For example: Seconds left on the clock in a close game, Team A scores a basket, and Team B calls timeout. After the timeout, Team B throws in the ball from halfway up the court. What's the reasoning behind this? They just save like 2 or 3 valuable seconds by calling a timeout... It seems a little weird and unfair.
In basketball, why can a team calling a timeout inbound the ball at midcourt after the timeout (effectively gaining ground for free)?
According to Chuck Klosterman, it just always was a part of the NBA. (I don't believe it's a rule in most rule systems.)

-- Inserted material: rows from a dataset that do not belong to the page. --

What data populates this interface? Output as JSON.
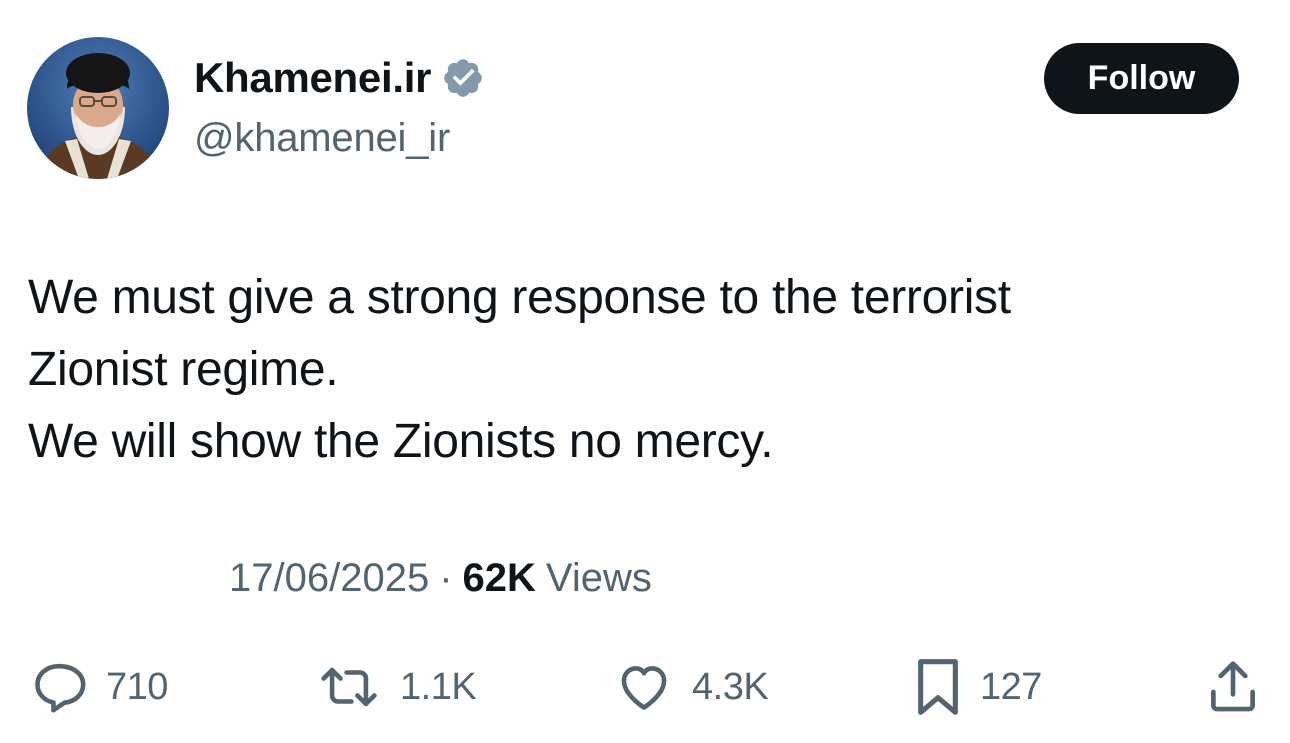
{
  "author": {
    "display_name": "Khamenei.ir",
    "handle": "@khamenei_ir",
    "verified": true,
    "verified_color": "#829aab"
  },
  "follow_button": {
    "label": "Follow"
  },
  "tweet": {
    "lines": [
      "We must give a strong response to the terrorist",
      "Zionist regime.",
      "We will show the Zionists no mercy."
    ]
  },
  "meta": {
    "date": "17/06/2025",
    "separator": "·",
    "views_count": "62K",
    "views_label": "Views"
  },
  "actions": {
    "reply": {
      "icon": "reply-icon",
      "count": "710"
    },
    "retweet": {
      "icon": "retweet-icon",
      "count": "1.1K"
    },
    "like": {
      "icon": "heart-icon",
      "count": "4.3K"
    },
    "bookmark": {
      "icon": "bookmark-icon",
      "count": "127"
    },
    "share": {
      "icon": "share-icon"
    }
  },
  "colors": {
    "text_primary": "#0f1419",
    "text_secondary": "#536471",
    "follow_bg": "#0f1419",
    "follow_text": "#ffffff"
  }
}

Feel free to peruse this fantastic piece of journalism on the sadly defunct Grantland. He covers the topics of why it is thought to exist (to add excitement - things like Derek Fischer's Spur-Killing turnaround jumper, or even The Shot, probably happened because of this rule); but shows that it's been in the rules as far back as he can find rules.

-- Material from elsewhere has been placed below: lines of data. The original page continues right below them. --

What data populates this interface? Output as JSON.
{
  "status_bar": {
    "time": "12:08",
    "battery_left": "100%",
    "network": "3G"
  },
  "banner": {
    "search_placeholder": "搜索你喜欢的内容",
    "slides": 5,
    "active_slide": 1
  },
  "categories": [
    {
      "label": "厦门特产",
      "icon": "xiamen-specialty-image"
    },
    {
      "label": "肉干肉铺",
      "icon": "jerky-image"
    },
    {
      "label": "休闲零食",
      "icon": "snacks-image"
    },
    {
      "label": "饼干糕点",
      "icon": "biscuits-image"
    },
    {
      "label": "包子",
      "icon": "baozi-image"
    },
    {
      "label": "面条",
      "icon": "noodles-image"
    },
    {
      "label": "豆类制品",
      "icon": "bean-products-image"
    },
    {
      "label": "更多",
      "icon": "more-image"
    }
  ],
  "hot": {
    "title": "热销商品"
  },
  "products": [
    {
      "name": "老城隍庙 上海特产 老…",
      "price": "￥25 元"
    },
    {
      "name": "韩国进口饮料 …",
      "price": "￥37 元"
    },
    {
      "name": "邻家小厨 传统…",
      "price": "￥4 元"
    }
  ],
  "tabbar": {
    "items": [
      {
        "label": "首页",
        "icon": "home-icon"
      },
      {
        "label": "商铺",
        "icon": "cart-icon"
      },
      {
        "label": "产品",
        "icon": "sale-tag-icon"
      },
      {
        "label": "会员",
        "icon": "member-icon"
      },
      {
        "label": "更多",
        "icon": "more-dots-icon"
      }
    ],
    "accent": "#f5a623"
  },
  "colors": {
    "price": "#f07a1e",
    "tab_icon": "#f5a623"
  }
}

I suspect it does exist because of the excitement factor, personally, and perhaps always has. But there's no evidence, as far as I can tell, and as far as Chuck Klosterman can tell, who's a much better expert (and writer!) than I.